"I'm hopeful that neither of those scenarios plays out," said Willie Anderson, a staff member of NEA-Alaska, the statewide teachers union.
Schools Superintendent Peggy Cowan said she believes the parties are close to an agreement.
"We think this process will bring us closer, so we're hopeful for resolution," she said.
Negotiations between the district and the Juneau Education Association, representing about 350 teachers, librarians and counselors, have been at an impasse since mid-May. Mediation failed in late May.
About 200 teachers demonstrated outside the school district's office on Glacier Avenue at the start of the Juneau School Board meeting Tuesday night. And some teachers spent the Juneau-Douglas High School open house Wednesday evening outside the school, talking to parents about their contract concerns.
"We don't have a contract, so we'd like one. We'd like one badly, soon," said teacher Casady Herding outside the district office Tuesday.
Some teachers demonstrating Tuesday carried signs saying they didn't want to strike, but would do so. Teachers previously authorized their union to call a strike.
Teachers, in their final offer during negotiations in May, asked for 2 percent increases in the salary schedule's rates, an increase in the district's contribution toward health-insurance premiums from $550 a month per person to $635, and an increase in elementary teachers' preparation time from at least 150 minutes a week to 250 minutes.
Teachers now pay the equivalent of $243 a month toward health-insurance premiums of $793, said Anderson of NEA-Alaska.
The district has said it's willing to pay $85 more a month for the premiums.
The School Board also recently authorized teachers to move up what are called the steps and columns of the salary schedule this school year, even without a new contract. The previous contract, negotiated in 2001, was intended to free up money to allow for movement up the schedule without it being negotiated with each contract.
The schedule pays eligible teachers more money for added years of experience and further college credits. Union officials said this spring that about 30 percent of teachers have reached the top point of the schedule. Those teachers would make more money only if the salary schedule's pay rates are raised, or if new steps are added to top end of the schedule.

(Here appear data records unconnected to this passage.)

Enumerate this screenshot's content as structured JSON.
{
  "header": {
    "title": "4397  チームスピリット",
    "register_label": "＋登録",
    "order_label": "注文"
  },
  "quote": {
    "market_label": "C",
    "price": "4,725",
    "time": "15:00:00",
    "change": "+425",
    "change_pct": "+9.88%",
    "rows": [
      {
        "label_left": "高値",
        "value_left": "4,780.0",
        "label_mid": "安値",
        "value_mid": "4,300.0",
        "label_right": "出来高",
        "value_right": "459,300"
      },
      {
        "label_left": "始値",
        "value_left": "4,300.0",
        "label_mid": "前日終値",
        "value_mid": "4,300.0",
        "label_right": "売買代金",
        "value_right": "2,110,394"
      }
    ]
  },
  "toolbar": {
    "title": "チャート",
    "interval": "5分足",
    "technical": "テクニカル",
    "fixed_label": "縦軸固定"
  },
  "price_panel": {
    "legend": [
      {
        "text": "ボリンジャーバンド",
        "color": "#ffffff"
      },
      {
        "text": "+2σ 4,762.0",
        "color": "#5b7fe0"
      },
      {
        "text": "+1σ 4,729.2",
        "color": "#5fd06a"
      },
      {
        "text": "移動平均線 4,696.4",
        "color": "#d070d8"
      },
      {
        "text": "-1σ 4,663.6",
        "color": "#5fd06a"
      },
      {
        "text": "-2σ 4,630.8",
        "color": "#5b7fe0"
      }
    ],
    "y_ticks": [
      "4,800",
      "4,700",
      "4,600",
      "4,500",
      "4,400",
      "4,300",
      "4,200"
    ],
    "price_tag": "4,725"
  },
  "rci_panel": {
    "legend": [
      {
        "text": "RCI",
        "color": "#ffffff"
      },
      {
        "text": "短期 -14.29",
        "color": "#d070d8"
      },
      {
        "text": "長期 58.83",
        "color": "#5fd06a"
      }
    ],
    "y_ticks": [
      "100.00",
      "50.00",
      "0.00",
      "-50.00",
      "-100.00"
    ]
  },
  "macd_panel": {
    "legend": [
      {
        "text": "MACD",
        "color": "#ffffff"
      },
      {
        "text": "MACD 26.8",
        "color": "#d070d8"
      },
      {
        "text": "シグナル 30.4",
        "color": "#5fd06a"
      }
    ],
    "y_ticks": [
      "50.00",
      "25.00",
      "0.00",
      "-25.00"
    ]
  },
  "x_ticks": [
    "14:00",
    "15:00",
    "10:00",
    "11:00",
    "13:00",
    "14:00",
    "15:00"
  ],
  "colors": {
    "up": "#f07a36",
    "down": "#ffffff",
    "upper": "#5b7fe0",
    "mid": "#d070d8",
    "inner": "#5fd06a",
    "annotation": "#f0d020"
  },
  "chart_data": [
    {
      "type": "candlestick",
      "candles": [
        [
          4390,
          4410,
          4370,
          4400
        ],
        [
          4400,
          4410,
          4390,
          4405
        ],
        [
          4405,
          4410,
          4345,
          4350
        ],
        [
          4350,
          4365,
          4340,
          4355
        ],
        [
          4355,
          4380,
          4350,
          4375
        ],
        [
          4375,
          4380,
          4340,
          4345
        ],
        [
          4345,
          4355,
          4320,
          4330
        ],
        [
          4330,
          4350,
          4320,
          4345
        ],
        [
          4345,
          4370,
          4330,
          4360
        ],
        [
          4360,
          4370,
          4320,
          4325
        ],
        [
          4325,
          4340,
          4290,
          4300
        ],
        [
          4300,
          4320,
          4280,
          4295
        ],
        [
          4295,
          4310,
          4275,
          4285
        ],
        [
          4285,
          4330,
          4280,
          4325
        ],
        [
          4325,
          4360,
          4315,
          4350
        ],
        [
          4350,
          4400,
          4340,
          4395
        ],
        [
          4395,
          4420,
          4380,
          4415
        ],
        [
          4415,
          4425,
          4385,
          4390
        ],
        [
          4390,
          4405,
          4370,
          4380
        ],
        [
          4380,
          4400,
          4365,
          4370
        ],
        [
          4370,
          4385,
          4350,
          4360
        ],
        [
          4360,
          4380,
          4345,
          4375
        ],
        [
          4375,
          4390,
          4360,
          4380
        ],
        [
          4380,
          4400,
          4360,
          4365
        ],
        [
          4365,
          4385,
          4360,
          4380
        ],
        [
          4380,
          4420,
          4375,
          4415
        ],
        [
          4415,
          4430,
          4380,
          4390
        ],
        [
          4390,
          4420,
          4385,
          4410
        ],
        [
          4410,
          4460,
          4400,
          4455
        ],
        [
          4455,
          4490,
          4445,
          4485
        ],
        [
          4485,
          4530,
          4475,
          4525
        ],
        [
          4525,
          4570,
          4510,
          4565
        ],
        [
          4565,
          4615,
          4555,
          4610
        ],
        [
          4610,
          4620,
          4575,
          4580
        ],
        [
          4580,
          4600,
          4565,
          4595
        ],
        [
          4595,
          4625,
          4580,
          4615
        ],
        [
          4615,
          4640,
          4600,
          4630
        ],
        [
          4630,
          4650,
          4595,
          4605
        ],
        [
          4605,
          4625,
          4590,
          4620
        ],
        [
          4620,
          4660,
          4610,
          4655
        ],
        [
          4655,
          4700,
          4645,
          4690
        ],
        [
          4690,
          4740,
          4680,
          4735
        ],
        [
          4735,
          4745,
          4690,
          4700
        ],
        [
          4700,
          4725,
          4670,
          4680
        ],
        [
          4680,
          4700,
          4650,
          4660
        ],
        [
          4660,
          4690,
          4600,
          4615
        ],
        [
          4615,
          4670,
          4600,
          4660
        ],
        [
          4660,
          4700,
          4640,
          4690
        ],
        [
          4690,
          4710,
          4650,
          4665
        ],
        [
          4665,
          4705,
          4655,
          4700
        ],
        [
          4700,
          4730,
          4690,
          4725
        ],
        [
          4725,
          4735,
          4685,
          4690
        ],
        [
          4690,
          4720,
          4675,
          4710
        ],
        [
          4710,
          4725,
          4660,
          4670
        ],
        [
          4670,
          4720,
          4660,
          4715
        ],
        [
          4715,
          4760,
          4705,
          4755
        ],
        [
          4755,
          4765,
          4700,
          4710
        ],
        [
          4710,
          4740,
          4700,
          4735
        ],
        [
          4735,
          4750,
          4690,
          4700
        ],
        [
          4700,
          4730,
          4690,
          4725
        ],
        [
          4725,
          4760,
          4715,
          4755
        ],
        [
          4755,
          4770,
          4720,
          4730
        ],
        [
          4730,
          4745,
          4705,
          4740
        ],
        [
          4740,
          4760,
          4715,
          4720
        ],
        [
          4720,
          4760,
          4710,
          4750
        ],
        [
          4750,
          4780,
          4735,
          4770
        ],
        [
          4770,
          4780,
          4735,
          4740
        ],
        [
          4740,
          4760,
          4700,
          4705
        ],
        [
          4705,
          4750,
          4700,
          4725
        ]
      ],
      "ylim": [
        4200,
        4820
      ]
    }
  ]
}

"They haven't offered anything except step and column," teacher negotiator Sara Hannan said Tuesday of movement up the schedule. "Our step and column funds itself."
The school district's new one-year contracts with administrators - such as principals - and support staff - such as custodians and instructional assistants - included movement up the salary schedule and $85 more a month toward health-insurance premiums.
Cowan said the district is interested in equity among the collective bargaining units, and has budgeted for higher district payments for health-insurance premiums for the teachers.
Kevin Hamrick, a teachers union negotiator, addressed the School Board on Tuesday, saying he was speaking as a parent and community member. He said there are ways to save money without cutting teachers and services. He cited the money the district is spending on a consultant during teacher negotiations.
"Every time we talk about budget cuts, it's how many teachers are we going to cut," Hamrick said.
The district reduced about $1.74 million from this school year's budget to balance it. The district, in a budget document, listed movement up the salary schedule and increased health-insurance premiums for all employees as major cost increases.
Among the cuts were the equivalent of about six teaching positions, early afternoon kindergarten buses, after-school activity buses, and delays in buying textbooks.
Eric Fry can be reached at email@example.com.